═════ Material supplied

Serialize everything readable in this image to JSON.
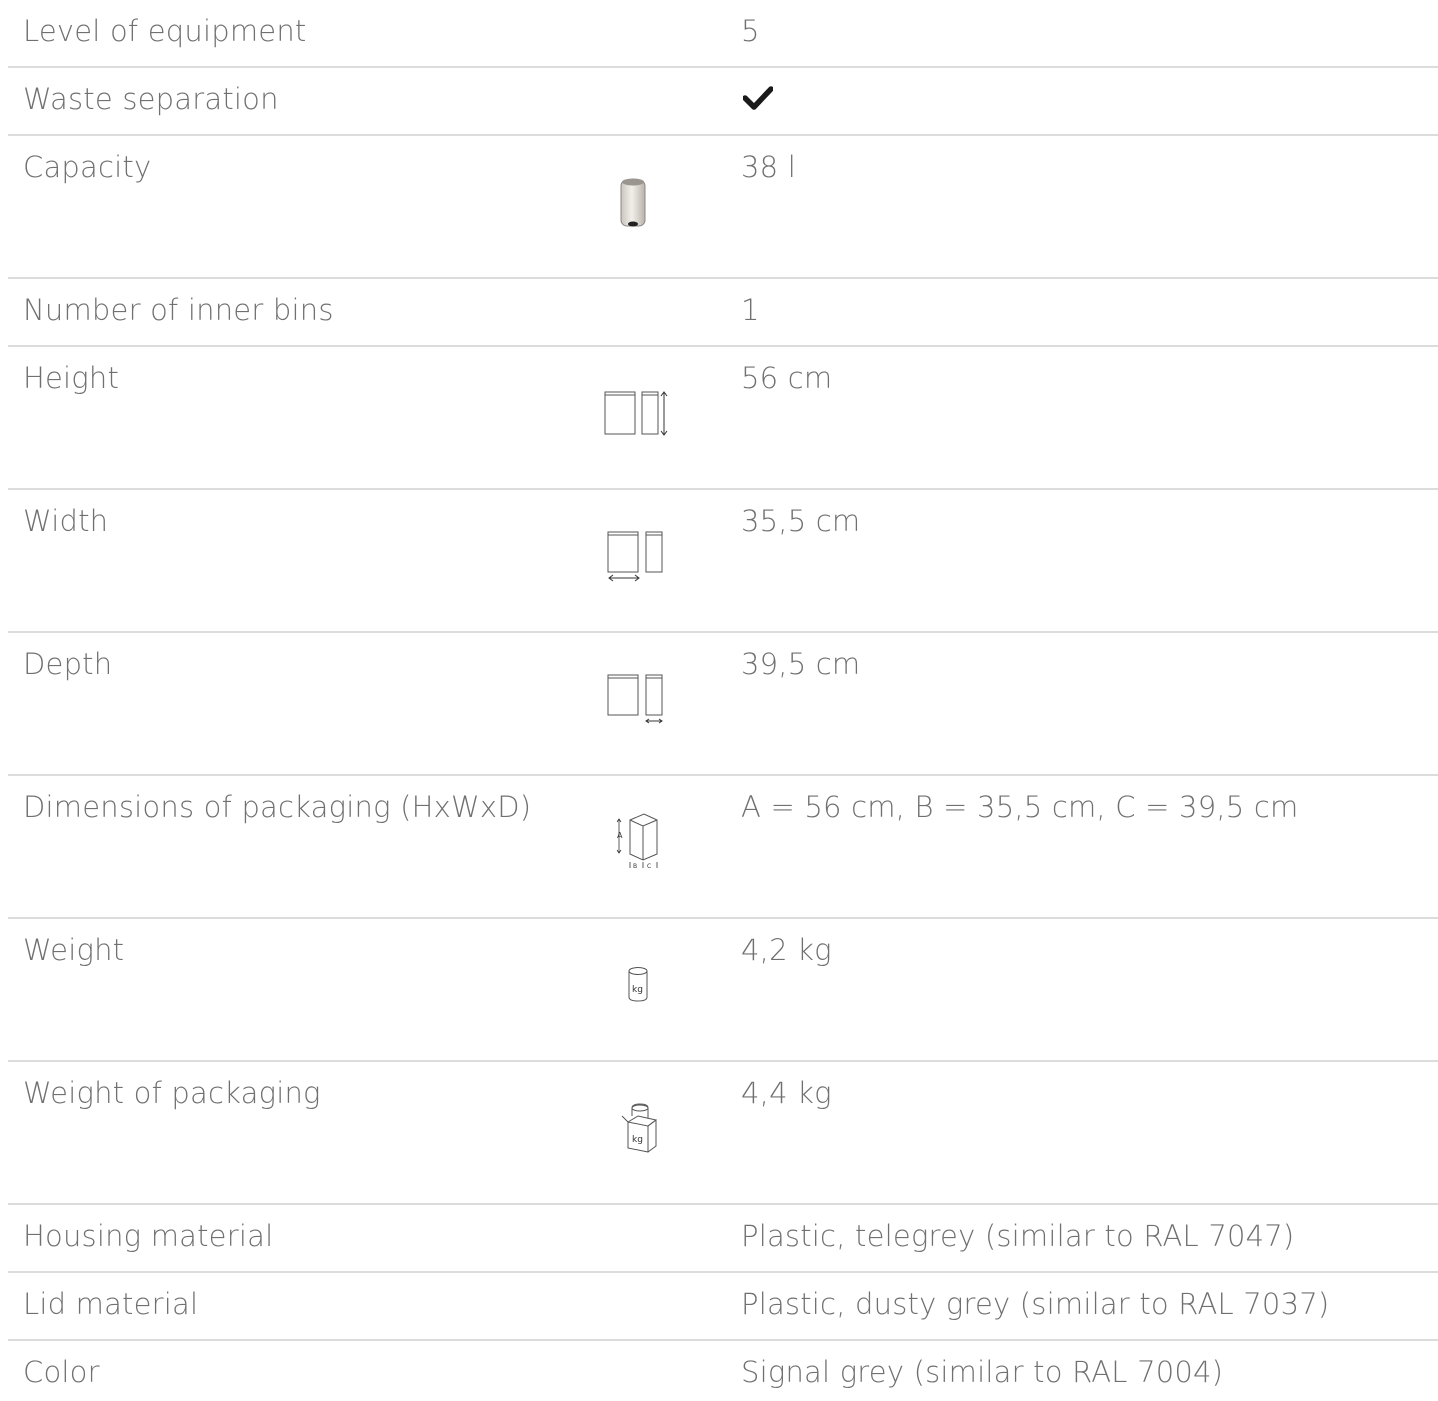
{
  "specs": {
    "rows": [
      {
        "label": "Level of equipment",
        "value": "5"
      },
      {
        "label": "Waste separation",
        "value": "",
        "icon": "checkmark-icon"
      },
      {
        "label": "Capacity",
        "value": "38 l",
        "icon": "bin-icon"
      },
      {
        "label": "Number of inner bins",
        "value": "1"
      },
      {
        "label": "Height",
        "value": "56 cm",
        "icon": "height-dimension-icon"
      },
      {
        "label": "Width",
        "value": "35,5 cm",
        "icon": "width-dimension-icon"
      },
      {
        "label": "Depth",
        "value": "39,5 cm",
        "icon": "depth-dimension-icon"
      },
      {
        "label": "Dimensions of packaging (HxWxD)",
        "value": "A = 56 cm, B = 35,5 cm, C = 39,5 cm",
        "icon": "package-dimensions-icon"
      },
      {
        "label": "Weight",
        "value": "4,2 kg",
        "icon": "weight-icon"
      },
      {
        "label": "Weight of packaging",
        "value": "4,4 kg",
        "icon": "package-weight-icon"
      },
      {
        "label": "Housing material",
        "value": "Plastic, telegrey (similar to RAL 7047)"
      },
      {
        "label": "Lid material",
        "value": "Plastic, dusty grey (similar to RAL 7037)"
      },
      {
        "label": "Color",
        "value": "Signal grey (similar to RAL 7004)"
      }
    ]
  },
  "icon_text": {
    "package_a": "A",
    "package_b": "B",
    "package_c": "C",
    "weight_unit": "kg"
  }
}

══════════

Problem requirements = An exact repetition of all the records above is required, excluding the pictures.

Written solution =
Serialize everything readable in this image to JSON.
{
  "specs": {
    "rows": [
      {
        "label": "Level of equipment",
        "value": "5"
      },
      {
        "label": "Waste separation",
        "value": "",
        "icon": "checkmark-icon"
      },
      {
        "label": "Capacity",
        "value": "38 l",
        "icon": "bin-icon"
      },
      {
        "label": "Number of inner bins",
        "value": "1"
      },
      {
        "label": "Height",
        "value": "56 cm",
        "icon": "height-dimension-icon"
      },
      {
        "label": "Width",
        "value": "35,5 cm",
        "icon": "width-dimension-icon"
      },
      {
        "label": "Depth",
        "value": "39,5 cm",
        "icon": "depth-dimension-icon"
      },
      {
        "label": "Dimensions of packaging (HxWxD)",
        "value": "A = 56 cm, B = 35,5 cm, C = 39,5 cm",
        "icon": "package-dimensions-icon"
      },
      {
        "label": "Weight",
        "value": "4,2 kg",
        "icon": "weight-icon"
      },
      {
        "label": "Weight of packaging",
        "value": "4,4 kg",
        "icon": "package-weight-icon"
      },
      {
        "label": "Housing material",
        "value": "Plastic, telegrey (similar to RAL 7047)"
      },
      {
        "label": "Lid material",
        "value": "Plastic, dusty grey (similar to RAL 7037)"
      },
      {
        "label": "Color",
        "value": "Signal grey (similar to RAL 7004)"
      }
    ]
  },
  "icon_text": {
    "package_a": "A",
    "package_b": "B",
    "package_c": "C",
    "weight_unit": "kg"
  }
}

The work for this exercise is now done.